"I feel for Tito [Francona]," Guillen added. "In the meanwhile, better them than me. It's part of the game and I know Tito will handle it very well because he's a strong man. And he's man enough to deal with it, and the players, too."
In sticking to their overall philosophy for the season's final month, the White Sox as a team are focused more on their own well-being than anyone else's physical shortcomings.
"When you look at [the Red Sox injuries], we still have to worry about our hand, what we want to accomplish," White Sox designated hitter Jim Thome said. "We've talked about that for the last three weeks, where the unique thing is we control our destiny here, we have that opportunity.
"We just look at it as if we take care of business, we will be where we want to be," Thome said.
CWS: RHP Jon Garland (16-4, 4.47 ERA)
Garland looked like he was going to break his three-start winning streak last Wednesday before the White Sox rallied in the bottom of the eighth to make him baseball's second 16-game winner. He struggled early against the Devil Rays as his fastball stayed up in the zone. He gave up three runs in the first but gave the Sox eight innings, a boon to their bullpen.
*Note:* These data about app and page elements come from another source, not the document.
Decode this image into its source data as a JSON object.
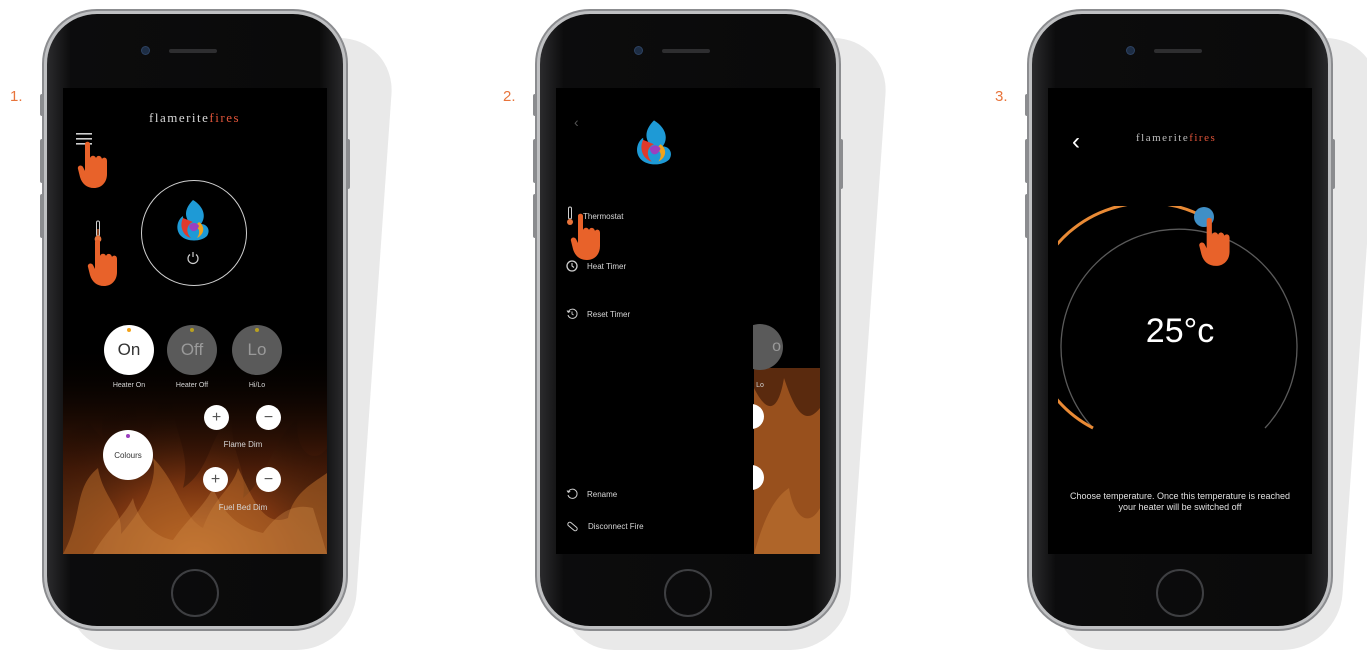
{
  "steps": [
    {
      "number": "1."
    },
    {
      "number": "2."
    },
    {
      "number": "3."
    }
  ],
  "brand": {
    "name_main": "flamerite",
    "name_accent": "fires"
  },
  "screen1": {
    "heater_buttons": [
      {
        "text": "On",
        "label": "Heater On"
      },
      {
        "text": "Off",
        "label": "Heater Off"
      },
      {
        "text": "Lo",
        "label": "Hi/Lo"
      }
    ],
    "colours_label": "Colours",
    "flame_dim_label": "Flame Dim",
    "fuel_bed_dim_label": "Fuel Bed Dim",
    "plus_symbol": "+",
    "minus_symbol": "−"
  },
  "screen2": {
    "menu_items": [
      {
        "label": "Thermostat",
        "icon": "thermometer-icon"
      },
      {
        "label": "Heat Timer",
        "icon": "timer-icon"
      },
      {
        "label": "Reset Timer",
        "icon": "reset-timer-icon"
      },
      {
        "label": "Rename",
        "icon": "rename-icon"
      },
      {
        "label": "Disconnect Fire",
        "icon": "disconnect-icon"
      }
    ],
    "peek_button_text": "o",
    "peek_label": "Lo"
  },
  "screen3": {
    "back_symbol": "‹",
    "temperature": "25°c",
    "instruction_line1": "Choose temperature. Once this temperature is reached",
    "instruction_line2": "your heater will be switched off"
  },
  "colors": {
    "accent_orange": "#e8743b",
    "dial_orange": "#e98a35",
    "knob_blue": "#3f8fc6",
    "hand": "#e8622a"
  }
}
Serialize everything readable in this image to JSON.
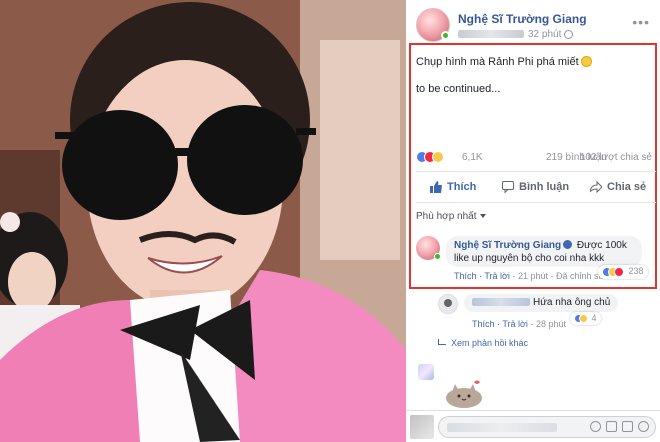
{
  "post": {
    "author": "Nghệ Sĩ Trường Giang",
    "time": "32 phút",
    "text_line1": "Chụp hình mà Rảnh Phi phá miết",
    "text_line2": "to be continued...",
    "more_icon": "•••"
  },
  "stats": {
    "reactions": "6,1K",
    "comments": "219 bình luận",
    "shares": "102 lượt chia sẻ"
  },
  "actions": {
    "like": "Thích",
    "comment": "Bình luận",
    "share": "Chia sẻ"
  },
  "sort_label": "Phù hợp nhất",
  "comments": [
    {
      "author": "Nghệ Sĩ Trường Giang",
      "text": "Được 100k like up nguyên bộ cho coi nha kkk",
      "like": "Thích",
      "reply": "Trả lời",
      "time": "21 phút",
      "edited": "Đã chỉnh sửa",
      "reaction_count": "238"
    },
    {
      "text": "Hứa nha ông chủ",
      "like": "Thích",
      "reply": "Trả lời",
      "time": "28 phút",
      "reaction_count": "4"
    }
  ],
  "more_replies": "Xem phản hồi khác",
  "colors": {
    "link": "#365899",
    "accent": "#4267b2",
    "highlight_border": "#e0342d",
    "muted": "#90949c"
  },
  "icons": [
    "like-icon",
    "love-icon",
    "haha-icon",
    "comment-icon",
    "share-icon",
    "globe-icon",
    "verified-icon",
    "camera-icon",
    "emoji-icon",
    "gif-icon",
    "sticker-icon"
  ]
}
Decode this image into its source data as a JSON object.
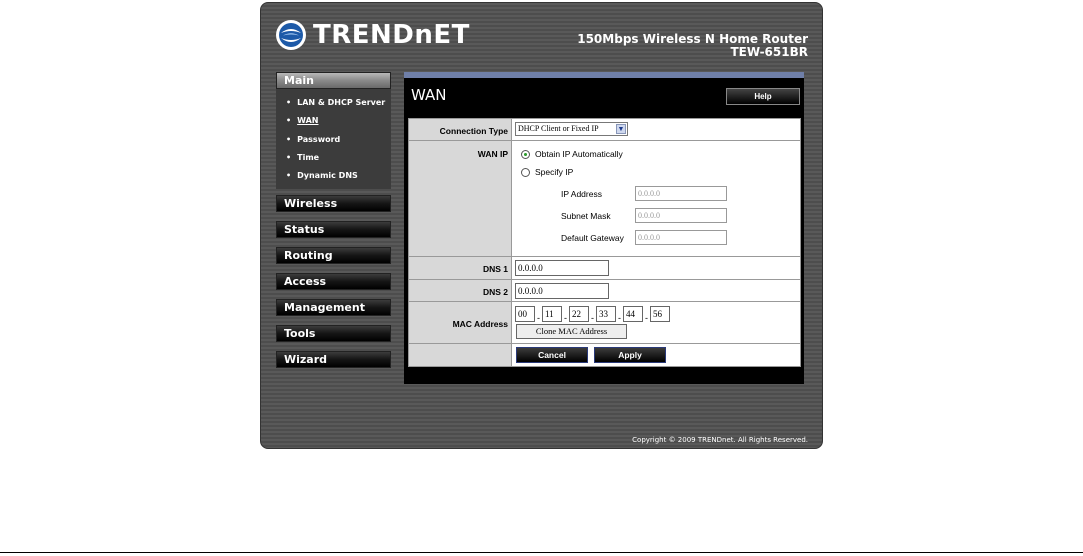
{
  "brand": {
    "name": "TRENDnET"
  },
  "header": {
    "product_line1": "150Mbps Wireless N Home Router",
    "product_line2": "TEW-651BR"
  },
  "sidebar": {
    "main_label": "Main",
    "subitems": [
      {
        "label": "LAN & DHCP Server"
      },
      {
        "label": "WAN"
      },
      {
        "label": "Password"
      },
      {
        "label": "Time"
      },
      {
        "label": "Dynamic DNS"
      }
    ],
    "menus": [
      {
        "label": "Wireless"
      },
      {
        "label": "Status"
      },
      {
        "label": "Routing"
      },
      {
        "label": "Access"
      },
      {
        "label": "Management"
      },
      {
        "label": "Tools"
      },
      {
        "label": "Wizard"
      }
    ]
  },
  "page": {
    "title": "WAN",
    "help_label": "Help"
  },
  "form": {
    "connection_type": {
      "label": "Connection Type",
      "value": "DHCP Client or Fixed IP"
    },
    "wan_ip": {
      "label": "WAN IP",
      "obtain_label": "Obtain IP Automatically",
      "specify_label": "Specify IP",
      "ip_address_label": "IP Address",
      "ip_address_value": "0.0.0.0",
      "subnet_mask_label": "Subnet Mask",
      "subnet_mask_value": "0.0.0.0",
      "gateway_label": "Default Gateway",
      "gateway_value": "0.0.0.0"
    },
    "dns1": {
      "label": "DNS 1",
      "value": "0.0.0.0"
    },
    "dns2": {
      "label": "DNS 2",
      "value": "0.0.0.0"
    },
    "mac": {
      "label": "MAC Address",
      "octets": [
        "00",
        "11",
        "22",
        "33",
        "44",
        "56"
      ],
      "clone_label": "Clone MAC Address"
    },
    "cancel_label": "Cancel",
    "apply_label": "Apply"
  },
  "footer": {
    "copyright": "Copyright © 2009 TRENDnet. All Rights Reserved."
  },
  "colors": {
    "frame": "#555555",
    "accent_bar": "#6f7fa8",
    "radio_selected": "#2a9c2a"
  }
}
BOS: RHP Julian Tavarez (2-4, 4.90 ERA)
The right-handed reliever will replace a starter -- this time Schilling -- for the second time in a span of five days. Tavarez filled in after David Wells was traded on Thursday and gave up five hits and three runs over three innings. It was the first start of the season for Tavarez and 80th in his career. Tavarez has good history against the White Sox this season, as he fired four innings of shutout relief against them in a 19-inning game on July 9.
Player to watch
Eric Hinske, one of the newest and currently healthier Red Sox, has found great success against the White Sox ace. Hinske is 10-for-24 lifetime when facing Garland, including two doubles, two home runs and five RBIs.
On the Internet
Official game notes
Tuesday: White Sox (RHP Javier Vazquez, 11-8, 4.98) at Red Sox (LHP Kason Gabbard, 0-3, 6.35), 6:05 p.m. CT
Wednesday: White Sox (RHP Jose Contreras, 11-7, 4.23) at Red Sox (RHP Kyle Snyder, 4-3, 5.94), 6:05 p.m. CT
Thursday: Indians (LHP Cliff Lee, 11-10, 4.63) at White Sox (LHP Mark Buehrle, 12-11, 4.71), 7:05 p.m. CT